YOUR GOAL: Search the data for the word "AMEL". Reproduce every line where it is found.
(DATA TO USE begins)
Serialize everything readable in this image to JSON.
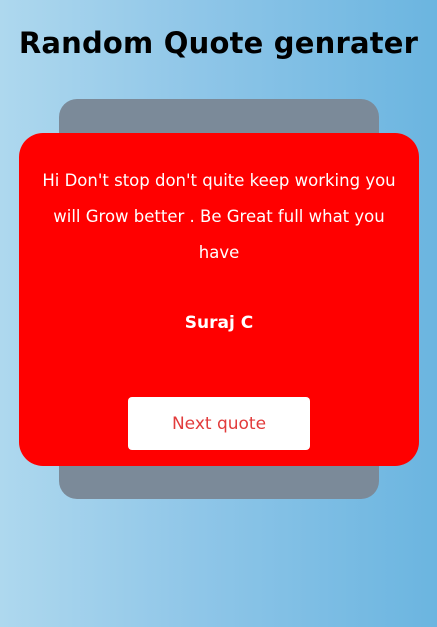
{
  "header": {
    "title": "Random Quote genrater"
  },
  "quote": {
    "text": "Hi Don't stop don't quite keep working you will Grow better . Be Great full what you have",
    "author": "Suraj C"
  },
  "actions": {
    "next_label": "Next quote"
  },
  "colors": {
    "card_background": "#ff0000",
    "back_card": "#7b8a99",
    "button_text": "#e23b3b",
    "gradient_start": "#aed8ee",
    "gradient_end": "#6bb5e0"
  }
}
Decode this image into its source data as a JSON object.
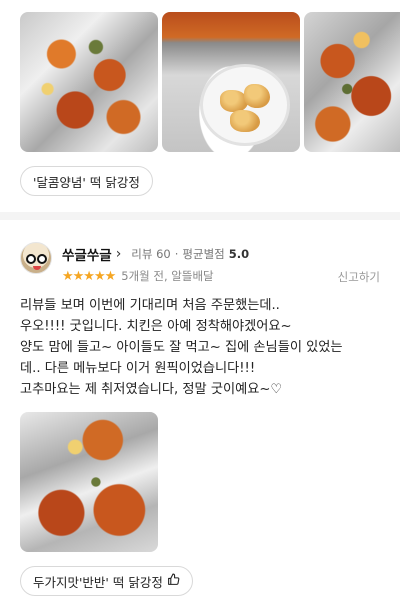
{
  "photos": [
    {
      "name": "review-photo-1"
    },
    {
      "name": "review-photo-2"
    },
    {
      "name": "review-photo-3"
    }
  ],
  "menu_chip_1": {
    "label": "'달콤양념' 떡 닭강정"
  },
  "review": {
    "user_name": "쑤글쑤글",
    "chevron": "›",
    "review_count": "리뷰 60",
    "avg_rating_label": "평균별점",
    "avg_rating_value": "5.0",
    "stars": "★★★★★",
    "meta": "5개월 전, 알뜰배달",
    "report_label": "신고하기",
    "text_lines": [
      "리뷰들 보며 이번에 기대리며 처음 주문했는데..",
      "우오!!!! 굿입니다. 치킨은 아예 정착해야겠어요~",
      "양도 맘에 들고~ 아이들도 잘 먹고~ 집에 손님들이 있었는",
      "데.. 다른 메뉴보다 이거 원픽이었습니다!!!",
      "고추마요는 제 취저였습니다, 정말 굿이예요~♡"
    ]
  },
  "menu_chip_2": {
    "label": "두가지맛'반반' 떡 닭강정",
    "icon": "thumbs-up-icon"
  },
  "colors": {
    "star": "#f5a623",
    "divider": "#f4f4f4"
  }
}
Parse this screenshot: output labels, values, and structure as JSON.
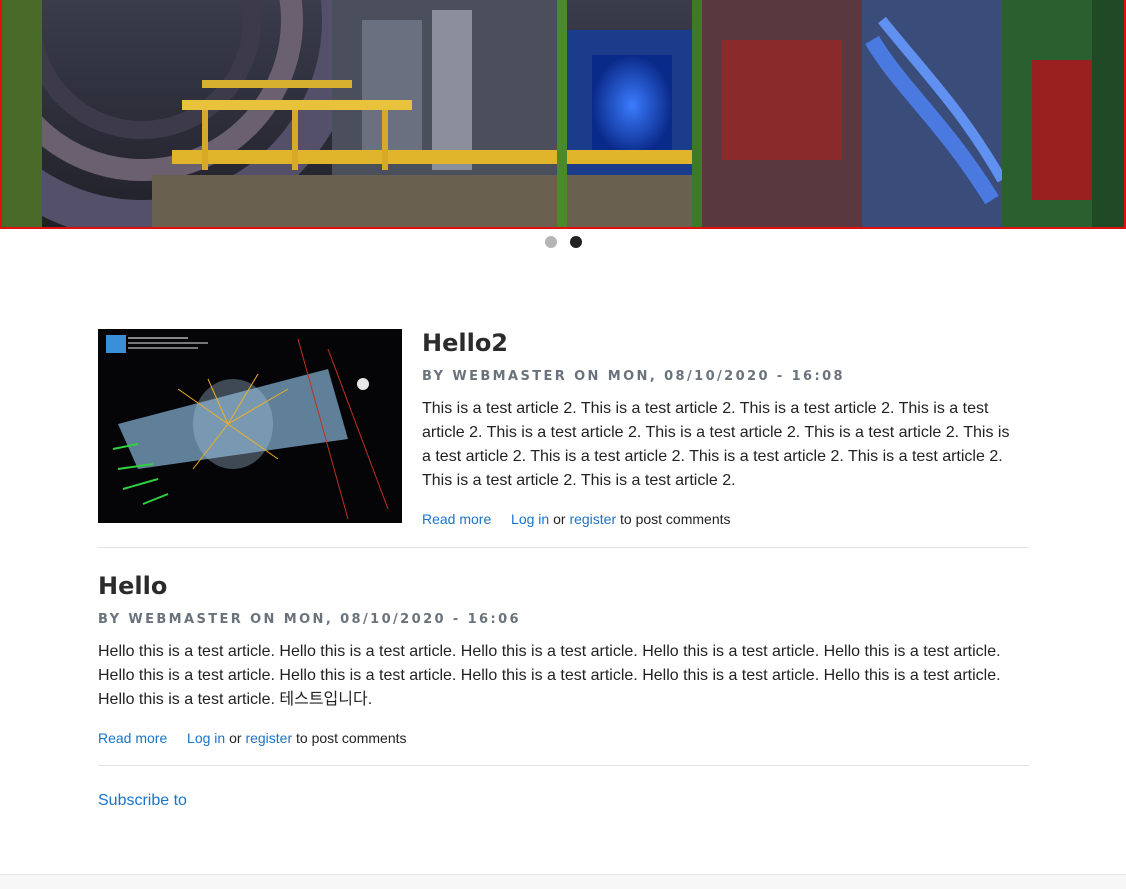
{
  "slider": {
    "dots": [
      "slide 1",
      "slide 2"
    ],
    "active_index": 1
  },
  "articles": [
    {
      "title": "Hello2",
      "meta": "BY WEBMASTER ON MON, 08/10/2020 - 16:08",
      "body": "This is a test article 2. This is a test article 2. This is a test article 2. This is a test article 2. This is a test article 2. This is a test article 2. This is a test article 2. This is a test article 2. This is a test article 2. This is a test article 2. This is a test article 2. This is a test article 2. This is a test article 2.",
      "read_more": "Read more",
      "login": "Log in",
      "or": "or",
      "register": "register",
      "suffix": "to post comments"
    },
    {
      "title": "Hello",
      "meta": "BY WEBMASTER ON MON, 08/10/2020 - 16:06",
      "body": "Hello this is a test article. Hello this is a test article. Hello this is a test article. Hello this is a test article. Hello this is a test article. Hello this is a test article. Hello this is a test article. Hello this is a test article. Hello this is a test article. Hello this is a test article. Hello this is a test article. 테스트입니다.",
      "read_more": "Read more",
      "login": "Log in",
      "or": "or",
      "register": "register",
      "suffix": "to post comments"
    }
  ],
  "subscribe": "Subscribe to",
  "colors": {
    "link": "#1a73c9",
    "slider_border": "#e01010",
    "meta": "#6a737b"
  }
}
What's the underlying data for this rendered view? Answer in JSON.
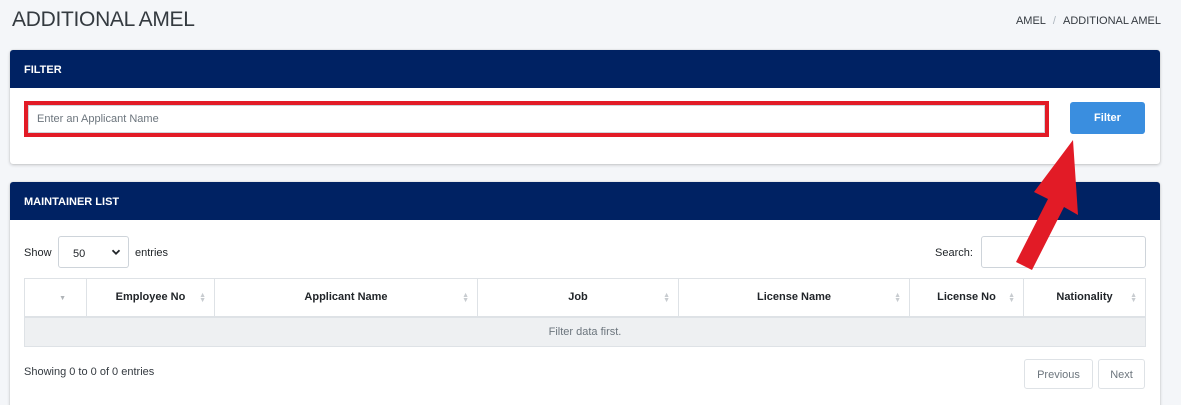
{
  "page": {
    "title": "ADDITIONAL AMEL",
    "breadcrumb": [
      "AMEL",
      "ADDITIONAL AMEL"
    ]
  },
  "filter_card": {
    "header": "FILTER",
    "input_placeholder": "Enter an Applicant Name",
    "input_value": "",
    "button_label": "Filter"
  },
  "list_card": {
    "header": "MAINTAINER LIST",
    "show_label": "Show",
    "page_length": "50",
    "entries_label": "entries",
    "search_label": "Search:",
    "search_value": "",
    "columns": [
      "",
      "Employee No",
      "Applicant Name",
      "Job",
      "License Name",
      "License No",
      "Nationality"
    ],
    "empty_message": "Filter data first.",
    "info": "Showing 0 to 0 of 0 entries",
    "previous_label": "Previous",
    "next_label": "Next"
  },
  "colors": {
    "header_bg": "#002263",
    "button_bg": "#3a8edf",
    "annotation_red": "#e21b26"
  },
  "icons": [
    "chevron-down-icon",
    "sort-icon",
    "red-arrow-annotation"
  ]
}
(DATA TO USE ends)
OUTPUT OF THE EXERCISE:
    "title": "ADDITIONAL AMEL",
      "AMEL",
      "ADDITIONAL AMEL"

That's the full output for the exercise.